Grabham, Peter W.; Sharma, Preety

The average human body contains tens of thousands of miles of vessels that permeate every tissue down to the microscopic level. This makes the human vasculature a prime target for an agent like radiation that originates from a source and passes through the body. Exposure to radiation released during nuclear accidents and explosions, or during cancer radiotherapy, is well known to cause vascular pathologies because of the ionizing effects of electromagnetic radiations (photons) such as gamma rays. There is however, another type of less well-known radiation – charged ion particles, and these atoms stripped of electrons, have different physical properties to the
photons of electromagnetic radiation. They are either found in space or created on earth by particle collider facilities, and are of significant recent interest due to their enhanced effectiveness and increasing use in cancer
radiotherapy, as well as a health risk to the growing number of people spending time in the space environment. Although there is to date, relatively few studies on the effects of charged particles on the vascular system, a very
different picture of the biological effects of these particles compared to photons is beginning to emerge. These under researched biological effects of ion particles have a large impact on the health consequences of exposure. In this short review, we will discuss the effects of charged particles on an important biological process of the vascular system, angiogenesis, which creates and maintains the vasculature and is highly important in tumor vasculogenesis.
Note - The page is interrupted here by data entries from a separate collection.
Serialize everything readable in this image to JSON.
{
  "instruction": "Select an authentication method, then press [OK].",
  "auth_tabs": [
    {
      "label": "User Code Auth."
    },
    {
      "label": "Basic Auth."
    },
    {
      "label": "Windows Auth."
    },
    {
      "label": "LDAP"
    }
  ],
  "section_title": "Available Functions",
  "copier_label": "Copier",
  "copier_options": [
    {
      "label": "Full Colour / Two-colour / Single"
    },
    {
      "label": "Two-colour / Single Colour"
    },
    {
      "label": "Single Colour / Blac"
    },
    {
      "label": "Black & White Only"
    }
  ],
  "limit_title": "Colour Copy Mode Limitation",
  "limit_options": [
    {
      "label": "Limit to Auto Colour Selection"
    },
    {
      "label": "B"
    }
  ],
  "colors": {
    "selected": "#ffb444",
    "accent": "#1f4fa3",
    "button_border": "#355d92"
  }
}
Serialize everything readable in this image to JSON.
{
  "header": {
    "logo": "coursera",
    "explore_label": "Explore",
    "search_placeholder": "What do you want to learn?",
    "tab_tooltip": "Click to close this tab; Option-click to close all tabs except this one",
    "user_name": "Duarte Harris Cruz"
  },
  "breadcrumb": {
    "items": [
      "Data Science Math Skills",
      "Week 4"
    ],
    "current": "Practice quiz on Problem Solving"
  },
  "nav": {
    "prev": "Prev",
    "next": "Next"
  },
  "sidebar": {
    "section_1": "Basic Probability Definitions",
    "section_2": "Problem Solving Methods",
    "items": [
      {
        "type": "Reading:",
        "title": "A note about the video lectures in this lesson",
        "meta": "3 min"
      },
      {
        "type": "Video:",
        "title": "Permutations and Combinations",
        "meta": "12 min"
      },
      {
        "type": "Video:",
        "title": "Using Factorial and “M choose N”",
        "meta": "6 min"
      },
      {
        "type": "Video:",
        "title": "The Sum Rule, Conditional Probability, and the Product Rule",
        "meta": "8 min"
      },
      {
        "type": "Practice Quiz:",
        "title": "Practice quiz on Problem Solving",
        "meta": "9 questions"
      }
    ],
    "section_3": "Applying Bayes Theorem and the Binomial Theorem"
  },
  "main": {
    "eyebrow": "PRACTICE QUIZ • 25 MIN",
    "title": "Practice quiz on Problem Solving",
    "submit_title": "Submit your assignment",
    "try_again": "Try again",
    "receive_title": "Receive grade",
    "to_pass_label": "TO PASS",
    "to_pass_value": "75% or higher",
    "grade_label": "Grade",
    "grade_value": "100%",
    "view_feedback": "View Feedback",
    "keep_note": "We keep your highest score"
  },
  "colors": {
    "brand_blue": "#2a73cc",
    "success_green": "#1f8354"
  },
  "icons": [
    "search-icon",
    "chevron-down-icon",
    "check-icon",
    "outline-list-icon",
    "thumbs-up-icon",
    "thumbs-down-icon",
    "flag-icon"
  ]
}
Also Published In

Vascular Cell

More About This Work

Academic Units
Radiation Oncology
Published Here
September 9, 2014